The stationary queue length and stationary waiting time distributions of a discrete time GI/G/1 can also be found by using the proposed numerical method in Sections 2 to 4 after some modifications of the equations for the stationary probabilities given in Section 2. An explanation of why the above modifications are necessary is as follows.
First we note that the values of the (or ) for the discrete service time (or arrival time) distribution are such that all the (or ) are zero except for the cases when coincides with the service time (or arrival time) which has a nonzero probability of occurrence. Let the values of such be denoted by . The value of a typical will be such that is a constant. This means that when is made very small, the value of will have to be inflated correspondingly. Thus, if the system is not empty at time , the simultaneous occurrence of the events that(A)a customer arrives within the interval , and(B)a service is completed within the interval may not tend to zero when tends to zero. Thus the equations for stationary probabilities given in Section 2 need to be modified by taking into account of the simultaneous occurrence of events (A) and (B). The modified version of the equations in Section 2 is as follows.
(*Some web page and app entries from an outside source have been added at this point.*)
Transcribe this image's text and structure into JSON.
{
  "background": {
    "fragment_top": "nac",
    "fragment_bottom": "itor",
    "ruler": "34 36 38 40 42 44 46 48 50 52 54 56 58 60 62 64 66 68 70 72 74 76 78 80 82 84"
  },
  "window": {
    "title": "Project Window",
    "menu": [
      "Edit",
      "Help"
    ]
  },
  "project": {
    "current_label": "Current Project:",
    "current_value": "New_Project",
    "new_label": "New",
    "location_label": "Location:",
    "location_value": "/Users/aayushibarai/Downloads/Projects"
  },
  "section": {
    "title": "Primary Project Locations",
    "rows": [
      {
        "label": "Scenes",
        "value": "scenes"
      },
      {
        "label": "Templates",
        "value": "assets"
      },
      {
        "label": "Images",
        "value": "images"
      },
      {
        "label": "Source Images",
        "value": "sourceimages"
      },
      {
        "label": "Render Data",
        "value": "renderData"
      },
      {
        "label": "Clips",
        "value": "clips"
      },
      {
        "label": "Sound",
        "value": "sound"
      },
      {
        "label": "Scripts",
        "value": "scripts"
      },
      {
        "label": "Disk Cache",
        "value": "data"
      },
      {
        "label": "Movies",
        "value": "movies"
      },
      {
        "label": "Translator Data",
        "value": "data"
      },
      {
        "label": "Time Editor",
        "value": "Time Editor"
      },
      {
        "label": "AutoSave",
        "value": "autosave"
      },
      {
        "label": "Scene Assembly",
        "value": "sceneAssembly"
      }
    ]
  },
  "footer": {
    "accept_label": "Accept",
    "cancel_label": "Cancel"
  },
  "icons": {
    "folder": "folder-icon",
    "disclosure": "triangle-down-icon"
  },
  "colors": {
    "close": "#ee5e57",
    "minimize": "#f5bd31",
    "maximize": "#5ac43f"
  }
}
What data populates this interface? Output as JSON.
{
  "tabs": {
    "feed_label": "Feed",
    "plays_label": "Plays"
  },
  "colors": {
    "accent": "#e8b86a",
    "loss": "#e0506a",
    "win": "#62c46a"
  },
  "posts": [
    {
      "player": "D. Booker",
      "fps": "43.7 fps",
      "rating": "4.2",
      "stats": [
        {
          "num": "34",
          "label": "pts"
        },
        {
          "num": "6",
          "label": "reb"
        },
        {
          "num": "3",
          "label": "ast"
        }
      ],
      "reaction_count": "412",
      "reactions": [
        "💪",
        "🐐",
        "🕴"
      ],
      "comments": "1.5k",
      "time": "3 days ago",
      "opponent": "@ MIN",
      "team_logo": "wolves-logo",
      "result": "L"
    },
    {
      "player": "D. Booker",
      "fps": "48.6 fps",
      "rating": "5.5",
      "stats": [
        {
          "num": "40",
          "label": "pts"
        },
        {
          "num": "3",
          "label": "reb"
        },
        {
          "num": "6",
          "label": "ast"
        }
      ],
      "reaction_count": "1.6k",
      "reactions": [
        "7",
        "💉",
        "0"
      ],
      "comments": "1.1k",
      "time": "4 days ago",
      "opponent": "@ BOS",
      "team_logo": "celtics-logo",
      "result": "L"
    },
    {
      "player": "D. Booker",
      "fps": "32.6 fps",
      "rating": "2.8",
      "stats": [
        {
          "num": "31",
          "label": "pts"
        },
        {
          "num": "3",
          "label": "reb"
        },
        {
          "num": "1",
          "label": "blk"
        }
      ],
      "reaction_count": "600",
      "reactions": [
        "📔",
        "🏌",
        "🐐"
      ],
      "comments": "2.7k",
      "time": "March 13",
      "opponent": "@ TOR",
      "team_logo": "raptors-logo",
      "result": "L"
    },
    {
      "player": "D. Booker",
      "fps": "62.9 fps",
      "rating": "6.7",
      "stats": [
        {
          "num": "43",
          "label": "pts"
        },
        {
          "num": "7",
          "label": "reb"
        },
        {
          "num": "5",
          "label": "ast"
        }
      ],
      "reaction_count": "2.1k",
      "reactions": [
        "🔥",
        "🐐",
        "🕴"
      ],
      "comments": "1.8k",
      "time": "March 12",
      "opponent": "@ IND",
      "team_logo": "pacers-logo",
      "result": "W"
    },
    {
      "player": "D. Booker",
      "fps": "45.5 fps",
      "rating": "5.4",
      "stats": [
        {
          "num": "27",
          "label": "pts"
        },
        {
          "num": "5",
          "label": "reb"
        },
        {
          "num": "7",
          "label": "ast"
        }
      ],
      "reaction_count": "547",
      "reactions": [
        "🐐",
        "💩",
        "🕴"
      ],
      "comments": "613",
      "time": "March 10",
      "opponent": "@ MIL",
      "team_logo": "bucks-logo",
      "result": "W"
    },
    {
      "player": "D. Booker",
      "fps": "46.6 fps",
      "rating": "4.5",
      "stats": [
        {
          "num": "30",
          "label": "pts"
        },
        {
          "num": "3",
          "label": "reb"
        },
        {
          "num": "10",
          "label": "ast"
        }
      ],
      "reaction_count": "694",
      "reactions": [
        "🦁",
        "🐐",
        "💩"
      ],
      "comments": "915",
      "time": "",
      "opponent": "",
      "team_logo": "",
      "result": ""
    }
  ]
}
When the queue length is , the values of the can be found from (9)–(11). When the queue length is , the expressions for , , are the same as those given by (16)–(18), whereas can be computed from the equations as follows: When , the values of the , can be computed using (50)(51), while (19)(20) can be used to find the values of , . The values of the and can be obtained from (22) and (23), respectively. All the other values of can be computed using the following equations: For , the values of all the (except ) can be computed using (22)(23) and (50)–(54), whereas those of can be computed using the following equations:
We may solve the above equations by using the proposed numerical method in Section 3 to obtain all the values of and subsequently the stationary queue length distribution. From the values of the stationary probabilities, we can find the stationary waiting time distribution by using the method proposed in Section 4. The cdf for the discrete time GI/G/1 queue is now given approximately by
Table 4 shows the results of the stationary queue length distribution computed using the proposed numerical method. The table also shows the results given in [11] where the authors found the stationary queue length distribution from the sojourn time distribution using the distributional Little’s law. The functions and appearing in Tables 4−6 and 89 are, respectively, the probability generating functions of the discrete service time and interarrival time.

From Table 4, we can see that the queue length probabilities obtained by using the proposed numerical method are close to those given in [11]. When , the values of the (or ) are able to capture all the details of the discrete distribution of the service time (or arrival time). Thus the results given in columns 2 and 3 in Table 4 are identical.
Tables 5 and 6 show the stationary queue length distribution in three other examples of discrete queue.